Understanding meal patterns: definitions, methodology and impact on nutrient intake

Breakfast of omelette, potatoes and toast

This month’s featured paper is from Nutrition Research Reviews journal, and is entitled ’Understanding meal patterns: definitions, methodology and impact on nutrient intake and diet quality'.  The team, Rebecca M. Leech, Anthony Worsley, Anna Timperio and Sarah A. McNaughton from the Centre for Physical Activity and Nutrition Research (C-PAN), School of Exercise and Nutrition Sciences, Deakin University reports on the review of literture on adults' meal patterns, including how meal patterns have previously been defined and their associations with nutrient intakes and diet quality.

A recent shift in nutrition research has been towards examining dietary patterns which acknowledges that individual nutrients and foods are highly interrelated.  However a poorly understood, yet fundamental step between the intake of individual nutrients/foods and dietary patterns are meals. Examining food intakes at the level of a meal provides evidence on the way people actually consume foods. This has the potential to inform the development of messages and strategies promoting simple and feasible changes to food habits in the population.

A major barrier to interpreting studies in this field of research has been the lack of a clear definition of a meal and/or snack. The need for research to develop a standardised definition for meals and snacks was also recommended in a recent report released by the American Dietary Guidelines Committee.  The present paper summarises and critiques meal pattern research, including previous approaches to characterising, defining and measuring meals.  The implications of these approaches were also explored in relation to associations between meal patterns, energy and nutrient intakes and overall diet quality among adults. 

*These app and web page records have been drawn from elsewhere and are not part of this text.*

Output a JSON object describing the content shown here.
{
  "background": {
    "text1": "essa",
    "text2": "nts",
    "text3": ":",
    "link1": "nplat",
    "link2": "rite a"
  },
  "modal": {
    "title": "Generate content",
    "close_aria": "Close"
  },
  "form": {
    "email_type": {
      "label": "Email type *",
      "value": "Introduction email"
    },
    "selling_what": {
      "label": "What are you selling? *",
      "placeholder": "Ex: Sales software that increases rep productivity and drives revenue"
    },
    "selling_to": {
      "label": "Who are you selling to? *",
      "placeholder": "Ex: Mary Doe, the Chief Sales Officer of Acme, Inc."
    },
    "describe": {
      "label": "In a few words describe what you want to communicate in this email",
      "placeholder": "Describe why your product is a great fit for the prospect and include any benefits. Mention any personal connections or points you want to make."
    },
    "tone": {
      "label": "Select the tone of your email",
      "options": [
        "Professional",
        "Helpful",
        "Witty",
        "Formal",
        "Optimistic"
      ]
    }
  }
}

What we found
We found that a variety of approaches have been used to define meals with little consideration to how these definitions influence how meal patterns are characterised.  Most commonly, meals have been defined according to participant self-report and the time-of-day in which food was eaten.  However, much variation exists within these approaches, with different additional criteria being used to delineate individual meals, snacks and/or eating occasions (e.g. energy content, time intervals and treatment of beverages). Despite the diversity in meal definitions, we found that skipping breakfast was consistently associated with a poorer diet quality.  However, no consistent associations were found for other meal patterns such as snack, meal and overall eating frequency. Inconsistency in associations may arise from the subjective nature of participants’ recall of meals versus snacks. The use of different time intervals and an energy content criterion for defining an individual eating occasion may also be problematic. Notably, there was a paucity of research examining the impact of these different criteria or definitions.
Where to now?
Future research that examines the influence of different meal definitions on the characterisation of meal patterns is required to develop consensus on a standardised definition for meals, snacks and eating occasions. Refinement of existing definitions may also be assisted by a better understanding of the factors that influence participants’ decisions to classify eating occasions as meals or snacks. Addressing these methodological issues will advance the field of meal pattern research so that we can better understand meal pattern behaviours and their role in health.

View the full paper here.

Photo with thanks to Tom Purves, Flickr, reproduced under a CC license.